* [Instructions to follow]:
Each line below that holds the word "title" counts toward the answer; reply with the total number only.

* [Information]:
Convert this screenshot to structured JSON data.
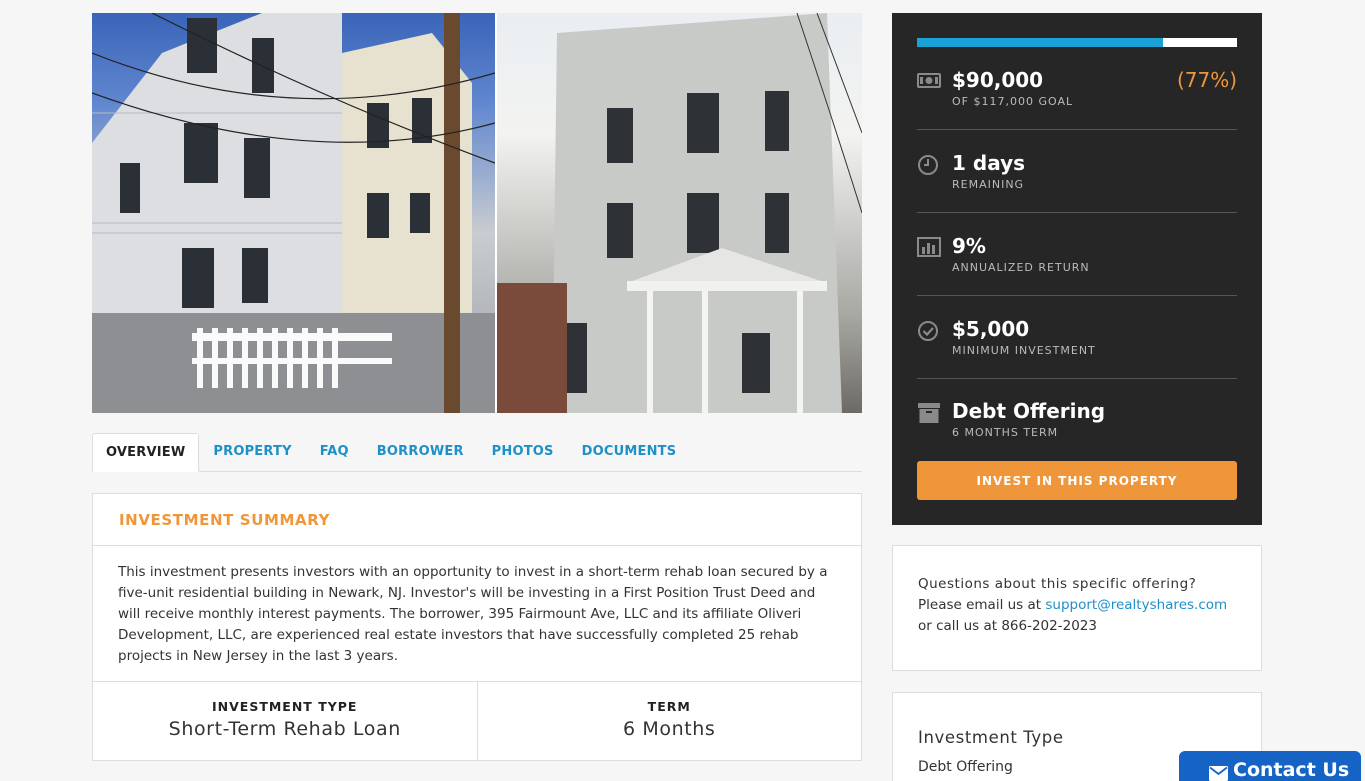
{
  "tabs": [
    "OVERVIEW",
    "PROPERTY",
    "FAQ",
    "BORROWER",
    "PHOTOS",
    "DOCUMENTS"
  ],
  "summary": {
    "title": "INVESTMENT SUMMARY",
    "body": "This investment presents investors with an opportunity to invest in a short-term rehab loan secured by a five-unit residential building in Newark, NJ. Investor's will be investing in a First Position Trust Deed and will receive monthly interest payments. The borrower, 395 Fairmount Ave, LLC and its affiliate Oliveri Development, LLC, are experienced real estate investors that have successfully completed 25 rehab projects in New Jersey in the last 3 years.",
    "meta": [
      {
        "label": "INVESTMENT TYPE",
        "value": "Short-Term Rehab Loan"
      },
      {
        "label": "TERM",
        "value": "6 Months"
      }
    ]
  },
  "stats": {
    "progress_fraction": 0.77,
    "raised": "$90,000",
    "goal": "OF $117,000 GOAL",
    "percent": "(77%)",
    "days": "1 days",
    "days_label": "REMAINING",
    "return": "9%",
    "return_label": "ANNUALIZED RETURN",
    "minimum": "$5,000",
    "minimum_label": "MINIMUM INVESTMENT",
    "offering": "Debt Offering",
    "offering_label": "6 MONTHS TERM",
    "invest_button": "INVEST IN THIS PROPERTY"
  },
  "questions": {
    "title": "Questions about this specific offering?",
    "email_prefix": "Please email us at",
    "email": "support@realtyshares.com",
    "phone_line": "or call us at 866-202-2023"
  },
  "investment_type_card": {
    "title": "Investment Type",
    "value": "Debt Offering"
  },
  "contact_button": "Contact Us",
  "colors": {
    "accent_orange": "#f0963a",
    "accent_blue": "#1aa1d6",
    "link_blue": "#1e90c8",
    "panel_dark": "#262626",
    "contact_blue": "#1663c6"
  },
  "icons": [
    "money-icon",
    "clock-icon",
    "bar-chart-icon",
    "check-circle-icon",
    "archive-icon",
    "envelope-icon"
  ]
}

* [Written response]:
3